But what I also like is the drama itself: we have a lot of operas about death – in the sense of revenge and power – but we don’t have many about grief, how it is when people actually die. I think Korngold’s way of dealing with the feelings of this person, and his way of coping with the nightmare and the visions and the feelings that overwhelm him in this situation, is very strong and very modern, and it appeals to me because it’s something we’re not very good at expressing in the theatre. And I think this is quite a unique work as a result.
I had an incredible experience with it in Aarhus – there were a lot of fantastic reviews, great singers. A few months after its presentation, an older gentleman came to the opera office with a bottle of wine, knocked on the door, and introduced himself. He said, “I just wanted to tell you that I lost my wife five years ago, and after seeing that opera, I went back home and was thinking and thinking – and I decided to start living again.” And… that’s what we make opera for. He knew nothing about this work. But seeing this kind of… incredible grief, like what Paul experiences, is something I think a lot of people who have lost someone can relate to, and again, I think we don’t see it very often in the theatre. So I hope that (the APO performance) will touch someone.
What do you think might be good sonic preparation?
New Zealand audiences will know Korngold because we play his work, including his great violin concerto, regularly; we played several other pieces of his last season. There’s nothing strange about the sound in and of itself – it’s not like doing Ligeti’s Le Grand Macabre or something! – people can definitely recognize the Korngold sound. But I’m curious as to how this will be received. We do have a semi-staged concept for Die tote Stadt, so there are no sets but we do have some action and surtitles.
Operas presented in-concert are becoming real staples within orchestral programming in some areas; how do these presentations differ from a full production for you creatively?

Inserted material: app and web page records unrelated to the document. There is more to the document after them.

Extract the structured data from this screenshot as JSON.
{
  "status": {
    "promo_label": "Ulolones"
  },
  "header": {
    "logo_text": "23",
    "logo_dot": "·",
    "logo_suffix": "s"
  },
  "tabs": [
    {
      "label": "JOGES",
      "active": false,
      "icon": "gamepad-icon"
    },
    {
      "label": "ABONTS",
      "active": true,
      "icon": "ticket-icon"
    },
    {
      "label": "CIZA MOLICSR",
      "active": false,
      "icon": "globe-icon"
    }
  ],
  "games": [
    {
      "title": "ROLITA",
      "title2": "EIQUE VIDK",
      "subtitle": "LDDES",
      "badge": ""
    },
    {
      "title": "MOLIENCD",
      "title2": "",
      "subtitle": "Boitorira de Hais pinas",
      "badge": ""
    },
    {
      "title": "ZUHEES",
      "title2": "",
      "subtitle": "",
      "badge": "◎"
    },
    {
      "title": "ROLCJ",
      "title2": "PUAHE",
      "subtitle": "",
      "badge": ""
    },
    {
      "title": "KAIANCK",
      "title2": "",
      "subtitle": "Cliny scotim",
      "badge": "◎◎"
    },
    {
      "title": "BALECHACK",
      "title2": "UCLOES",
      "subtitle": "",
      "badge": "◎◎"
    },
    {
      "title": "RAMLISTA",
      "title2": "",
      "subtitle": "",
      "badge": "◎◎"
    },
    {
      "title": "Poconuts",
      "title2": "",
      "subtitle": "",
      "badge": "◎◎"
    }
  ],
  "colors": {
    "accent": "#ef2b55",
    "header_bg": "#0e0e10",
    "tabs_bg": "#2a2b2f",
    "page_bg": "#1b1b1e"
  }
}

For many years (APO) have done one every year – we’ve done Don Giovanni and Il trovatore in past seasons, for instance – and though I think those are great, overall I’m very ambiguous, because basically I’m a theatre person. I love being in the pit and I do think opera ultimately belongs in a theatre; that said, there is also something incredibly beautiful about being able to perform these works in an acoustically ideal room for sound. Most theatres are super-dry, so being in a concert hall gives a completely different impression of the sounds. That’s one aesthetic thing.
The other is that some operas, like Die tote Stadt, have a lot of interludes, and so the activity within the orchestra itself is enormous. I think it’s very exciting for the audience to see all of what happens right there, not hidden in a pit. We’ll be performing, hopefully, the complete score which is almost never done nowadays. It’s going to be fully all three acts we do, with two intermissions, and there are long interludes when the orchestra plays. Nothing happens onstage at those times, and in most stagings you have to invent something as a result, but here it will be a very strong experience for the audience to simply to listen. There will be a livestream – my mother in Italy always says, ‘I have to get up so early to watch them!’ – but I really think this will be something unique for both musicians and audiences alike.